Mr. Friedman criticizes himself for name-dropping in “Lucky Bruce,” but he needn’t worry: the stories are good ones. And he never strays far from his own shapely life story.

He decided to be a writer because he thought it might help him with women, and his early role model was J. D. Salinger. Mr. Friedman sold one of the first stories he wrote to The New Yorker. A letter he received from the magazine read, “All of us here are delighted with your story and we would like to publish it in the magazine.” Mr. Friedman’s response was, he writes, “All of us here in the Bronx are delighted that all of you there at The New Yorker are pleased with my story.”

By the time he was in his late 20s, Mr. Friedman had three sons, an unhappy marriage, a house on Long Island and a job editing low-brow men’s adventure magazines. He wrote his first novel, “Stern,” on subways and commuter trains.

“I recall writing the book in a heat,” he says, “as if I was being chased down an alley.”

The book sold only 6,000 copies, but its editor, Robert Gottlieb, assured Mr. Friedman that they were “the right copies.” The author later wondered, “Would it have been so awful to sell a few hundred thousand of the ‘wrong’ copies?”

Literary fame came; so did the smell of money, coming from the film business.
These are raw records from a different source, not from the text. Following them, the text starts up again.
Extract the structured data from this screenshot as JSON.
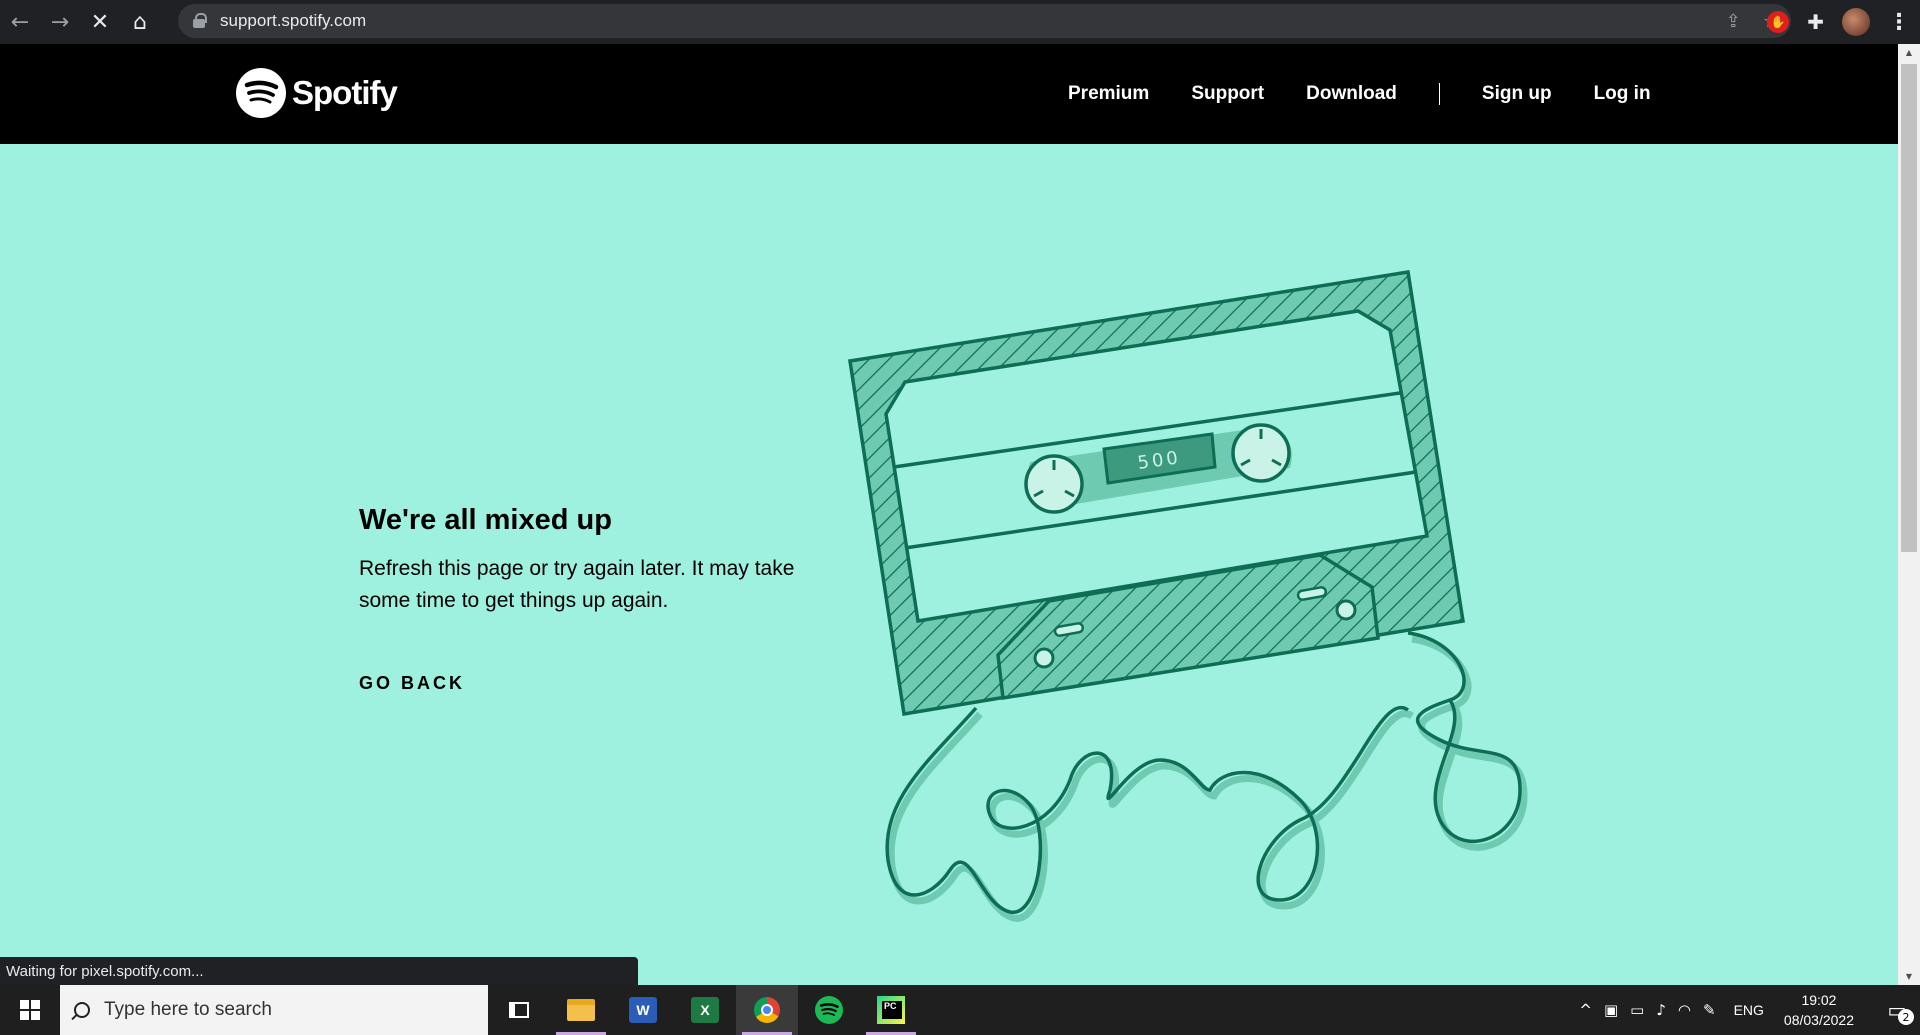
{
  "browser": {
    "url": "support.spotify.com",
    "back_glyph": "←",
    "forward_glyph": "→",
    "stop_glyph": "✕",
    "home_glyph": "⌂",
    "share_glyph": "⇪",
    "bookmark_glyph": "☆",
    "extension_glyph": "✋",
    "puzzle_glyph": "✚",
    "menu_glyph": "⋮",
    "status_text": "Waiting for pixel.spotify.com..."
  },
  "site": {
    "logo_text": "Spotify",
    "nav": {
      "premium": "Premium",
      "support": "Support",
      "download": "Download",
      "signup": "Sign up",
      "login": "Log in"
    },
    "colors": {
      "header_bg": "#000000",
      "page_bg": "#9ef0df",
      "illustration": "#0e6e55"
    }
  },
  "error": {
    "title": "We're all mixed up",
    "description": "Refresh this page or try again later. It may take some time to get things up again.",
    "go_back": "GO BACK",
    "code": "500"
  },
  "taskbar": {
    "search_placeholder": "Type here to search",
    "apps": [
      "task-view",
      "file-explorer",
      "word",
      "excel",
      "chrome",
      "spotify",
      "pycharm"
    ],
    "word_letter": "W",
    "excel_letter": "X",
    "tray_chevron": "^",
    "language": "ENG",
    "time": "19:02",
    "date": "08/03/2022",
    "notification_count": "2",
    "notification_glyph": "▭"
  },
  "scrollbar": {
    "up_glyph": "▲",
    "down_glyph": "▼"
  }
}
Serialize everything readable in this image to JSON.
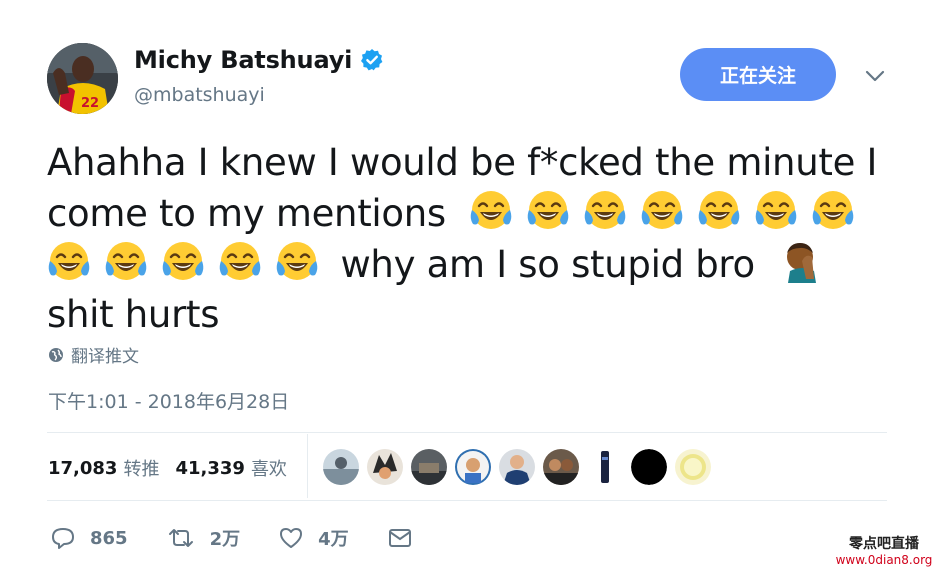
{
  "tweet": {
    "display_name": "Michy Batshuayi",
    "handle": "@mbatshuayi",
    "follow_label": "正在关注",
    "text": {
      "line1": "Ahahha I knew I would be f*cked the minute I",
      "line2": "come to my mentions",
      "line3": "why am I so stupid bro",
      "line4": "shit hurts"
    },
    "translate_label": "翻译推文",
    "timestamp": "下午1:01 - 2018年6月28日",
    "retweets_count": "17,083",
    "retweets_label": "转推",
    "likes_count": "41,339",
    "likes_label": "喜欢",
    "actions": {
      "reply_count": "865",
      "retweet_count": "2万",
      "like_count": "4万"
    }
  },
  "watermark": {
    "line1": "零点吧直播",
    "line2": "www.0dian8.org"
  },
  "colors": {
    "accent": "#5b8ef5",
    "verified": "#1da1f2",
    "muted": "#657786",
    "emoji_face": "#ffcc33",
    "emoji_tear": "#4aa3e8"
  }
}
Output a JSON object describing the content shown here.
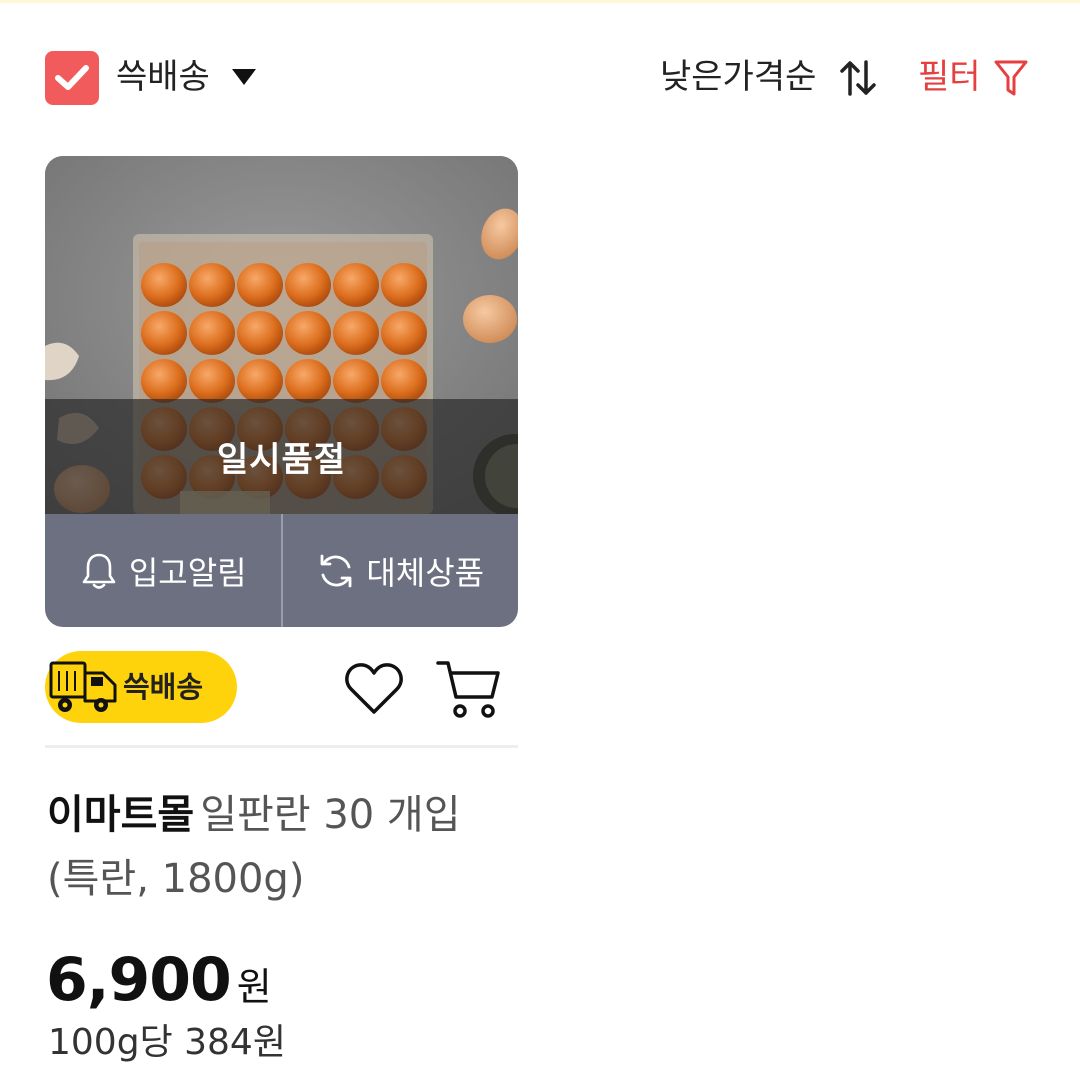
{
  "colors": {
    "accent_red": "#f25b5b",
    "filter_red": "#e5403f",
    "badge_yellow": "#ffd30b",
    "action_bar": "#6d7080"
  },
  "header": {
    "ssg_delivery_filter_label": "쓱배송",
    "sort_label": "낮은가격순",
    "filter_label": "필터"
  },
  "product": {
    "status_overlay": "일시품절",
    "actions": {
      "restock_alert_label": "입고알림",
      "substitute_label": "대체상품"
    },
    "delivery_badge": "쓱배송",
    "brand": "이마트몰",
    "name": "일판란 30 개입 (특란, 1800g)",
    "price": "6,900",
    "price_unit": "원",
    "unit_price": "100g당 384원"
  }
}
Mr. Friedman wrote the screenplays for “Splash” and “Stir Crazy.” One of his short stories, adapted by Neil Simon, became the Elaine May film “The Heartbreak Kid.” He had cameos in three Woody Allen films and palled around with Warren Beatty and Natalie Wood and Richard Pryor.

Pryor asked Mr. Friedman if he wanted to get high. The author responded by explaining why, as he put it, “there were no (or very few) Jewish junkies.” The three reasons: “Jews need eight hours of sleep”; “They must have fresh orange juice in the morning”; “They have to read the entire N.Y. Times.”

In his best work, Mr. Friedman has always bounced his comedy off dark human action and emotion, and those things are here too. He worries that he was not a good father to his sons.

“I’d always felt shabby,” he writes, “about not doing a good enough job in looking after my father before his death.” He berates himself for career missteps.

“I’m a great fan of comeback stories,” Mr. Friedman writes in “Lucky Bruce.” His book is a pretty good comeback story of its own.

No comments: